BEGIN Excerpted data

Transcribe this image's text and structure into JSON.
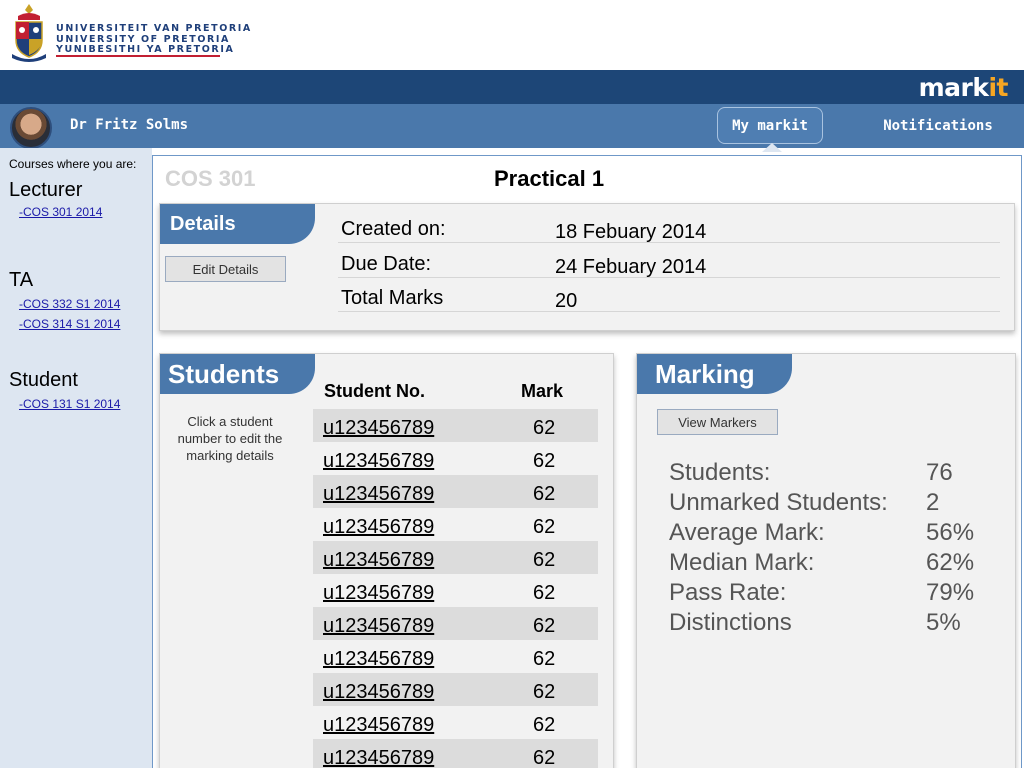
{
  "university": {
    "name_af": "UNIVERSITEIT VAN PRETORIA",
    "name_en": "UNIVERSITY OF PRETORIA",
    "name_nso": "YUNIBESITHI YA PRETORIA"
  },
  "brand": {
    "name_main": "mark",
    "name_accent": "it"
  },
  "user": {
    "name": "Dr Fritz Solms"
  },
  "nav": {
    "my_markit": "My markit",
    "notifications": "Notifications"
  },
  "sidebar": {
    "caption": "Courses where you are:",
    "roles": [
      {
        "title": "Lecturer",
        "links": [
          "-COS 301 2014"
        ]
      },
      {
        "title": "TA",
        "links": [
          "-COS 332 S1 2014",
          "-COS 314 S1 2014"
        ]
      },
      {
        "title": "Student",
        "links": [
          "-COS 131 S1 2014"
        ]
      }
    ]
  },
  "main": {
    "course_code": "COS 301",
    "title": "Practical 1"
  },
  "details": {
    "tab": "Details",
    "edit_button": "Edit Details",
    "rows": [
      {
        "label": "Created on:",
        "value": "18 Febuary 2014"
      },
      {
        "label": "Due Date:",
        "value": "24 Febuary 2014"
      },
      {
        "label": "Total Marks",
        "value": "20"
      }
    ]
  },
  "students": {
    "tab": "Students",
    "hint": "Click a student number to edit the marking details",
    "col_number": "Student No.",
    "col_mark": "Mark",
    "rows": [
      {
        "number": "u123456789",
        "mark": "62"
      },
      {
        "number": "u123456789",
        "mark": "62"
      },
      {
        "number": "u123456789",
        "mark": "62"
      },
      {
        "number": "u123456789",
        "mark": "62"
      },
      {
        "number": "u123456789",
        "mark": "62"
      },
      {
        "number": "u123456789",
        "mark": "62"
      },
      {
        "number": "u123456789",
        "mark": "62"
      },
      {
        "number": "u123456789",
        "mark": "62"
      },
      {
        "number": "u123456789",
        "mark": "62"
      },
      {
        "number": "u123456789",
        "mark": "62"
      },
      {
        "number": "u123456789",
        "mark": "62"
      }
    ]
  },
  "marking": {
    "tab": "Marking",
    "view_button": "View Markers",
    "stats": [
      {
        "label": "Students:",
        "value": "76"
      },
      {
        "label": "Unmarked Students:",
        "value": "2"
      },
      {
        "label": "Average Mark:",
        "value": "56%"
      },
      {
        "label": "Median Mark:",
        "value": "62%"
      },
      {
        "label": "Pass Rate:",
        "value": "79%"
      },
      {
        "label": "Distinctions",
        "value": "5%"
      }
    ]
  },
  "colors": {
    "brand_bar": "#1d4677",
    "nav_bar": "#4a78ab",
    "sidebar_bg": "#dde6f1",
    "logo_accent": "#f6a623"
  }
}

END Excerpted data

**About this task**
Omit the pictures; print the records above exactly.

**Output of the exercise**
Transcribe this image's text and structure into JSON.
{
  "university": {
    "name_af": "UNIVERSITEIT VAN PRETORIA",
    "name_en": "UNIVERSITY OF PRETORIA",
    "name_nso": "YUNIBESITHI YA PRETORIA"
  },
  "brand": {
    "name_main": "mark",
    "name_accent": "it"
  },
  "user": {
    "name": "Dr Fritz Solms"
  },
  "nav": {
    "my_markit": "My markit",
    "notifications": "Notifications"
  },
  "sidebar": {
    "caption": "Courses where you are:",
    "roles": [
      {
        "title": "Lecturer",
        "links": [
          "-COS 301 2014"
        ]
      },
      {
        "title": "TA",
        "links": [
          "-COS 332 S1 2014",
          "-COS 314 S1 2014"
        ]
      },
      {
        "title": "Student",
        "links": [
          "-COS 131 S1 2014"
        ]
      }
    ]
  },
  "main": {
    "course_code": "COS 301",
    "title": "Practical 1"
  },
  "details": {
    "tab": "Details",
    "edit_button": "Edit Details",
    "rows": [
      {
        "label": "Created on:",
        "value": "18 Febuary 2014"
      },
      {
        "label": "Due Date:",
        "value": "24 Febuary 2014"
      },
      {
        "label": "Total Marks",
        "value": "20"
      }
    ]
  },
  "students": {
    "tab": "Students",
    "hint": "Click a student number to edit the marking details",
    "col_number": "Student No.",
    "col_mark": "Mark",
    "rows": [
      {
        "number": "u123456789",
        "mark": "62"
      },
      {
        "number": "u123456789",
        "mark": "62"
      },
      {
        "number": "u123456789",
        "mark": "62"
      },
      {
        "number": "u123456789",
        "mark": "62"
      },
      {
        "number": "u123456789",
        "mark": "62"
      },
      {
        "number": "u123456789",
        "mark": "62"
      },
      {
        "number": "u123456789",
        "mark": "62"
      },
      {
        "number": "u123456789",
        "mark": "62"
      },
      {
        "number": "u123456789",
        "mark": "62"
      },
      {
        "number": "u123456789",
        "mark": "62"
      },
      {
        "number": "u123456789",
        "mark": "62"
      }
    ]
  },
  "marking": {
    "tab": "Marking",
    "view_button": "View Markers",
    "stats": [
      {
        "label": "Students:",
        "value": "76"
      },
      {
        "label": "Unmarked Students:",
        "value": "2"
      },
      {
        "label": "Average Mark:",
        "value": "56%"
      },
      {
        "label": "Median Mark:",
        "value": "62%"
      },
      {
        "label": "Pass Rate:",
        "value": "79%"
      },
      {
        "label": "Distinctions",
        "value": "5%"
      }
    ]
  },
  "colors": {
    "brand_bar": "#1d4677",
    "nav_bar": "#4a78ab",
    "sidebar_bg": "#dde6f1",
    "logo_accent": "#f6a623"
  }
}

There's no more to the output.